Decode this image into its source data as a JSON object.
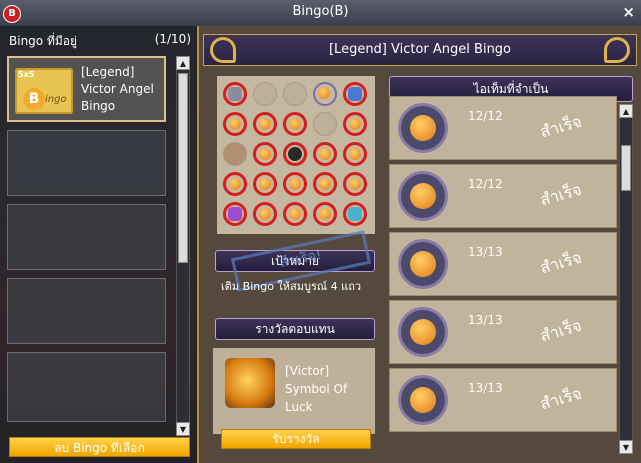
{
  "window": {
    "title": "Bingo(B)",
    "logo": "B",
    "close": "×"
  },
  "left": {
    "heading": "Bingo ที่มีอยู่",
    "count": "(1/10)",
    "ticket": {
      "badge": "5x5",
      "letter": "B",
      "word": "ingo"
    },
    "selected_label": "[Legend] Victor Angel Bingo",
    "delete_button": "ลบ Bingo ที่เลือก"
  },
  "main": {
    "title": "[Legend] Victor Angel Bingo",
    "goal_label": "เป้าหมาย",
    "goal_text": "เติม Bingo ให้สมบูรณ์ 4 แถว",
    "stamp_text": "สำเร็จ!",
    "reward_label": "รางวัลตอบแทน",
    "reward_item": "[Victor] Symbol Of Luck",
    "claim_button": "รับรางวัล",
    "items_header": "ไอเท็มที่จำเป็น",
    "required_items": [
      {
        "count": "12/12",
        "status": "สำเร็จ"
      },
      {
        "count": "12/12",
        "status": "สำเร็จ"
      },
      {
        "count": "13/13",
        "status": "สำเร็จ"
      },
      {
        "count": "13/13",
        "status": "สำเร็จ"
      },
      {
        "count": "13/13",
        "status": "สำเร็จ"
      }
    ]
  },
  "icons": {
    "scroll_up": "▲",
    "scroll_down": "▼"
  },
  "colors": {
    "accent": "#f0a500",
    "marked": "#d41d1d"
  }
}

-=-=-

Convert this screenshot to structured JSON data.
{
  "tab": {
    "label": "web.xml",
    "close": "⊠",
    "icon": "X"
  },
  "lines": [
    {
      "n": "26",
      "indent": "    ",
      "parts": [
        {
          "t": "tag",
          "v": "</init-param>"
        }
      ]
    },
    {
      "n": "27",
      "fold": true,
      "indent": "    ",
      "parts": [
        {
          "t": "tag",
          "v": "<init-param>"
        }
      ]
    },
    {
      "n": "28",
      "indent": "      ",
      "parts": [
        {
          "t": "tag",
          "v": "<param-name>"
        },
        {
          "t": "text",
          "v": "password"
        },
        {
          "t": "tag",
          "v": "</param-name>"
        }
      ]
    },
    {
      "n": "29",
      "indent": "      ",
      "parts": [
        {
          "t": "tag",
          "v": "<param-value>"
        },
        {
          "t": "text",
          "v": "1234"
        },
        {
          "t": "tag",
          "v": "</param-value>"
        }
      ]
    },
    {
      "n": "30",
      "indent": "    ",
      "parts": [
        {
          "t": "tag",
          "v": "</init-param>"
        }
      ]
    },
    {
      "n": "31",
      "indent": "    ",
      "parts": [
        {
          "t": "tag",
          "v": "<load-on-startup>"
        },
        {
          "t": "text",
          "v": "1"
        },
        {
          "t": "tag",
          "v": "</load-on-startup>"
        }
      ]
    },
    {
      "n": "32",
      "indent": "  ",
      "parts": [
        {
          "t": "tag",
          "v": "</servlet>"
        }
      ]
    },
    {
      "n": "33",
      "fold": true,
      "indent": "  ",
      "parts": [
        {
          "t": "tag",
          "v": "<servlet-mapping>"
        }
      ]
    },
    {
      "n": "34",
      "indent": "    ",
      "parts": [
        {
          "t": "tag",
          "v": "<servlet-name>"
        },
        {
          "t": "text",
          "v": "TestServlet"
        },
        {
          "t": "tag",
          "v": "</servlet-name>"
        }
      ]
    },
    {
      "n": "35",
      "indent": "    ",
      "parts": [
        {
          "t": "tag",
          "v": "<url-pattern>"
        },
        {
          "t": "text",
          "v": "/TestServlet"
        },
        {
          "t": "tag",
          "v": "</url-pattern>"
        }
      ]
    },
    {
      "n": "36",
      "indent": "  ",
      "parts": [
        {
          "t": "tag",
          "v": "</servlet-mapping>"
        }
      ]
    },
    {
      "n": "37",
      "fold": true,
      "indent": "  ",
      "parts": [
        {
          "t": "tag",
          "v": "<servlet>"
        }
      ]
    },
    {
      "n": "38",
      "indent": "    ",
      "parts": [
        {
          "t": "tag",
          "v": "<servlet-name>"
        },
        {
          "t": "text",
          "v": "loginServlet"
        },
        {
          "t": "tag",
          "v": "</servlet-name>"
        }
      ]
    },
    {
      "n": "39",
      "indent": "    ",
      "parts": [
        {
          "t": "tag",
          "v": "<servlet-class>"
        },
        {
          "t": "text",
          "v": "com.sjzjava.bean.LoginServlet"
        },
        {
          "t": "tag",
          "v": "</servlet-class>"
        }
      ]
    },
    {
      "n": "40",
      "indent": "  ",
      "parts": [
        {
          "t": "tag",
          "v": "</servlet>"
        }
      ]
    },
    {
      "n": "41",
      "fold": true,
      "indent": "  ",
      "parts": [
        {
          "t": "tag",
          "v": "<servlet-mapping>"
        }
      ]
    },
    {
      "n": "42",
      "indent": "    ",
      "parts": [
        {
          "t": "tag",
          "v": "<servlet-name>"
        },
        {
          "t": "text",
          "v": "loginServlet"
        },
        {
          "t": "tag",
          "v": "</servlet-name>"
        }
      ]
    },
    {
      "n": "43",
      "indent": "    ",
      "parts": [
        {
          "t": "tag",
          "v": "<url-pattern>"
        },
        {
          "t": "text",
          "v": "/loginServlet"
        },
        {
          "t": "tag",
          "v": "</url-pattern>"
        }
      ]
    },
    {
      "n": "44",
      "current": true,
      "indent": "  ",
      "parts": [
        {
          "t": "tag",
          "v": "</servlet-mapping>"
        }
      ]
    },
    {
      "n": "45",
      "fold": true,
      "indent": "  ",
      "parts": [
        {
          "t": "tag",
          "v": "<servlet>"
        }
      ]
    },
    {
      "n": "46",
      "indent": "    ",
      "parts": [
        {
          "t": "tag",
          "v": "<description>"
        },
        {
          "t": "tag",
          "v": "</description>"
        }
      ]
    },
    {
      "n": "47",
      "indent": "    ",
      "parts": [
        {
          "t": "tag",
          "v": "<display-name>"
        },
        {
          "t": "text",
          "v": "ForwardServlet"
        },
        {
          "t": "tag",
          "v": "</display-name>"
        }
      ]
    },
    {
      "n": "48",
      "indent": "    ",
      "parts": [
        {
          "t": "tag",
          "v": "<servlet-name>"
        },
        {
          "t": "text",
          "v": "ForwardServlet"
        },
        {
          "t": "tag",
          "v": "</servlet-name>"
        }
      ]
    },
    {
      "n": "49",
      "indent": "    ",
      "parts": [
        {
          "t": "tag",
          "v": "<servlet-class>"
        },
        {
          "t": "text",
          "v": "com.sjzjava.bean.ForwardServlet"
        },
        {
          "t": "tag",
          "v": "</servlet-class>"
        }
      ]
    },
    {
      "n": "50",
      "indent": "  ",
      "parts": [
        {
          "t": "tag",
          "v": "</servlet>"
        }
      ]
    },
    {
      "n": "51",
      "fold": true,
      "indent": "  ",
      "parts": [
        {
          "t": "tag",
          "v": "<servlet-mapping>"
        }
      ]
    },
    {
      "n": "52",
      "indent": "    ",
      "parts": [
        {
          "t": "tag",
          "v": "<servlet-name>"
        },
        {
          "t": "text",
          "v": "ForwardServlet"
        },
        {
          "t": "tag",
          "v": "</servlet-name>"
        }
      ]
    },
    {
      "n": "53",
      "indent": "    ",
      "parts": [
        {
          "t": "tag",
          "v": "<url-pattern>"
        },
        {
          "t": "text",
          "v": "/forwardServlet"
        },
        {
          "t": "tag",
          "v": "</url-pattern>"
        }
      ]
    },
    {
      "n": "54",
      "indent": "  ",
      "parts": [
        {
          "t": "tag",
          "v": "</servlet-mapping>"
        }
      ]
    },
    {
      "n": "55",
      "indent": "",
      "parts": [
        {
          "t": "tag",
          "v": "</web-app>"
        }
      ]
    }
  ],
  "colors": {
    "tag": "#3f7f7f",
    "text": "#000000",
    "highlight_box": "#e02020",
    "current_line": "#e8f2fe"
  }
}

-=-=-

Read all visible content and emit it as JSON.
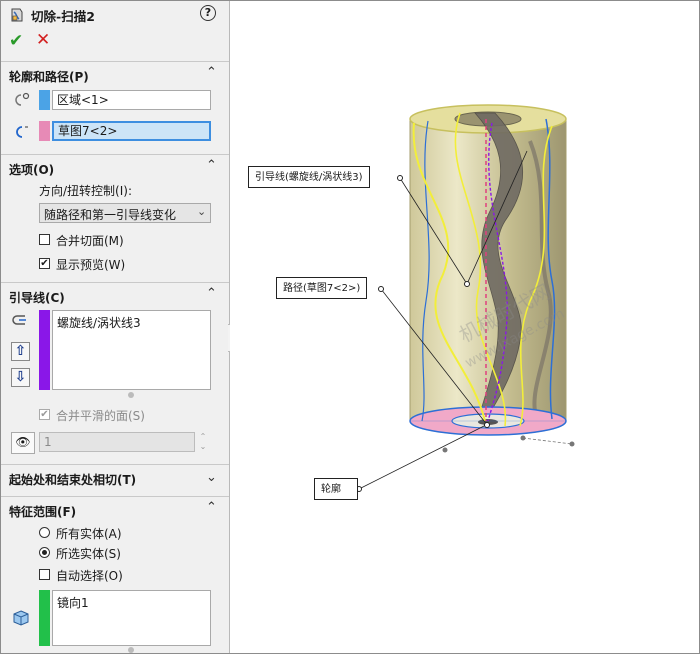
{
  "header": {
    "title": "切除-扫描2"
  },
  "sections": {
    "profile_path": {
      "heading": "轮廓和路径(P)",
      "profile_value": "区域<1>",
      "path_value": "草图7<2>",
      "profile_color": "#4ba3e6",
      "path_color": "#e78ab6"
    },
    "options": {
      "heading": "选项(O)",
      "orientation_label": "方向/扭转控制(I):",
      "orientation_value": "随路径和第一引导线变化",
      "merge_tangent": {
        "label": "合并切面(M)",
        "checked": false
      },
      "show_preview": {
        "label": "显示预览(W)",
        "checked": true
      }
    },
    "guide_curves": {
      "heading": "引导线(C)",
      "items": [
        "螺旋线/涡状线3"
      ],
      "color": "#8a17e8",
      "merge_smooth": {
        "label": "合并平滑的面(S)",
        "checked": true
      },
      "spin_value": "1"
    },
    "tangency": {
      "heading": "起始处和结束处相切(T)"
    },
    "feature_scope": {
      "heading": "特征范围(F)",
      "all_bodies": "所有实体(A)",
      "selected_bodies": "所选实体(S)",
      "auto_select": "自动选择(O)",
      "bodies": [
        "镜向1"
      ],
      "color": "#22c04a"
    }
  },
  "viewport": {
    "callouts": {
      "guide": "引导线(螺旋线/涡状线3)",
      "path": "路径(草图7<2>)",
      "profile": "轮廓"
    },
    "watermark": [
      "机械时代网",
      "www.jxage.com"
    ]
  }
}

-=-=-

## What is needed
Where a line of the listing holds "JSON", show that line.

## Problem solution
Decode this image into its source data as a JSON object.
Convert this screenshot to structured JSON data.
Read all visible content and emit it as JSON.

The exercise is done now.